By Jim Taggart, FRAIC
In April 2019, John Horgan, then Premier of British Columbia, announced a new program to incentivize the use of wood in public buildings in an attempt to mitigate the impact on the forest industry of climate change-related phenomena as the rising population of mountain pine beetles and the increased frequency and severity of forest fires.
For public projects, as for other types of buildings, new engineered mass timber products, supported by new legislation, make wood an economic and functional choice in both rural and urban areas. Two recent projects illustrate this point.
This article, based on a newly released case study by Wood WORKS! BC and the Canadian Wood Council (CWC), examines two recently completed civic buildings in British Columbia using wood. In Vancouver, Fire Hall No. 5 is an innovative response to rising land costs and the shortage of affordable social housing. In the Village of Radium Hot Springs, a wealth of local wood products, manufacturing capabilities, and craft skills combine in a community hall and library that can truly be called a ‘100-mile building’.
Fire Hall No. 5
Vancouver has the highest land costs of any city in Canada and, as a consequence, faces the challenge of maintaining an adequate supply of affordable housing. One strategy employed to address this situation is to reconsider permissible density and co-location of uses on city-owned property. Fire Hall No. 5, which combines a new station with 31 units of supportive housing, is one such example. The mixed-use project replaces an aging facility rendered obsolete by new seismic codes and the introduction of larger ladder trucks.
The new fire hall includes three apparatus bays, crew dormitories, washrooms, fitness areas, a community training room, and a self-contained breathing apparatus (SCBA) maintenance room serving the entire Vancouver Fire Rescue Service (VFRS). Through a partnership with the Metro Vancouver YWCA, 31 units of safe, affordable housing for low-income, woman-led families and their children became the second component of the project.
Johnston Davidson Architects (JDa) faced the challenge of maximizing the program area within the 18-m (59-ft) height limitation on a tight site, while facilitating fire truck access and separating the fire hall and residential uses. Moreover, the entire building had to be designed to meet current post-disaster standards.
With the corner site facing two streets, it was possible to create two distinct entrances to the building—one for the fire hall off 54th Avenue, and another for the YWCA housing off Kerr Street.
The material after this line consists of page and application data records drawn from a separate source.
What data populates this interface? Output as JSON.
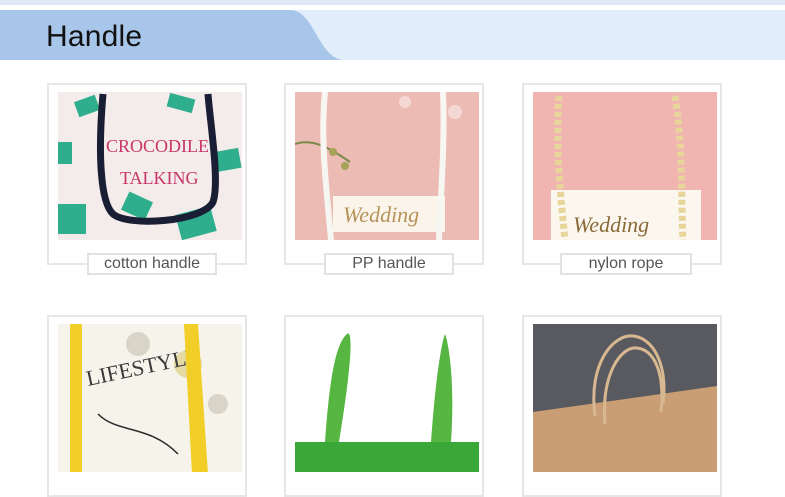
{
  "section": {
    "title": "Handle"
  },
  "cards": [
    {
      "caption": "cotton handle",
      "photo_text_1": "CROCODILE",
      "photo_text_2": "TALKING"
    },
    {
      "caption": "PP handle",
      "photo_text_1": "Wedding"
    },
    {
      "caption": "nylon rope",
      "photo_text_1": "Wedding"
    },
    {
      "caption": "",
      "photo_text_1": "LIFESTYLE"
    },
    {
      "caption": ""
    },
    {
      "caption": ""
    }
  ],
  "colors": {
    "header_band": "#a8c6ea",
    "header_light": "#e1edfa",
    "card_border": "#e6e6e6"
  }
}
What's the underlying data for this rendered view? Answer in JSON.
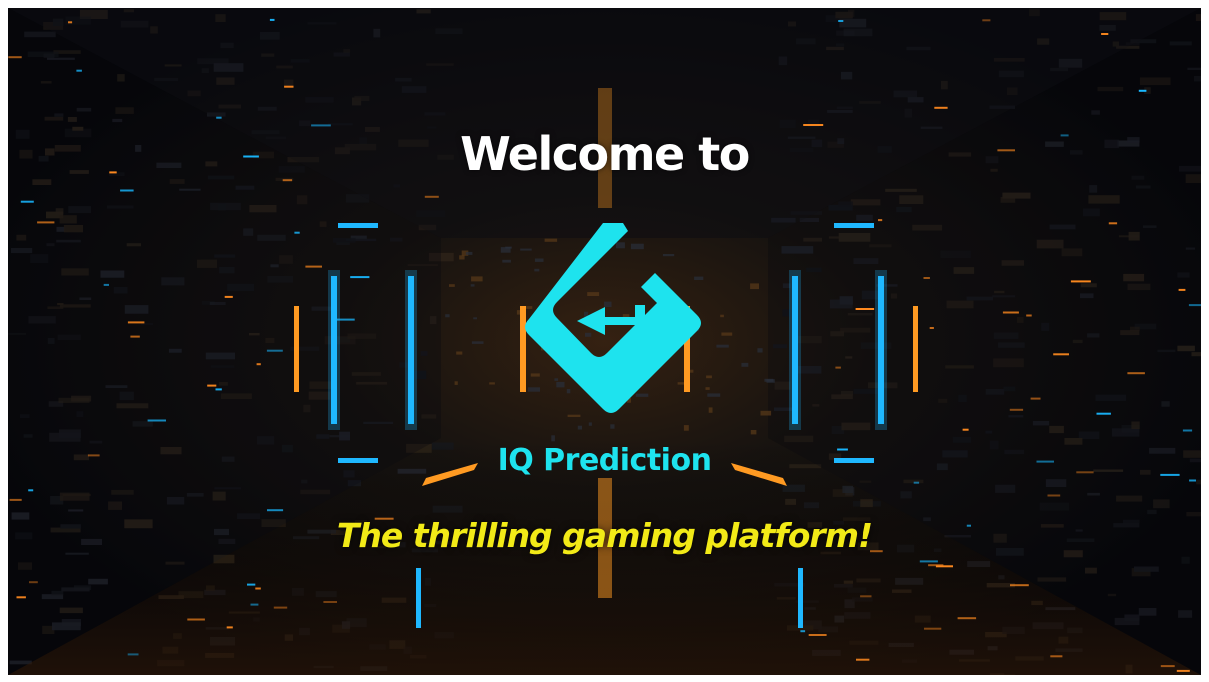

This ensures the two organizations are understood by those accessing the building to be separate and distinct. VFRS occupies the first two floors and YWCA occupies floors three to six.
Most of the main floor is taken up by VFRS operational spaces and the apparatus bays where the emergency vehicles are stored. These vehicles leave and return through overhead doors located off 54th Avenue.
The glazed fire hall entry is denoted by its coloured interior and proximity to the traditional concrete hose tower. The entry gives access to a community/training room and washroom, separated from the remainder of the hall by a secure point, making it accessible for community groups. The Kerr Street entry to YWCA residences is also at this level. The second floor is entirely occupied by VFRS and houses the crew dorms, washrooms, and fitness facilities.
Above the fire hall are four floors of housing for YWCA’s tenants, the suite layouts are almost identical on all floors with the exception of the third floor, which also incorporates a common room and laundry. Certified Leadership in Energy and Environmental Design (LEED) Gold, the building provides YWCA, the City of Vancouver, and the occupants with an energy-efficient solution for affordable housing.
The colour and texture of the materials used throughout the building play a role in the well-being of all occupants, and together with large-scale graphics, contribute to easier wayfinding. On the main and second floors where the fire hall is located, access to natural light, exterior views, and operable windows was a key component of the design. This increases the comfort for fire crews and reduces the requirement for artificial light and related energy demand.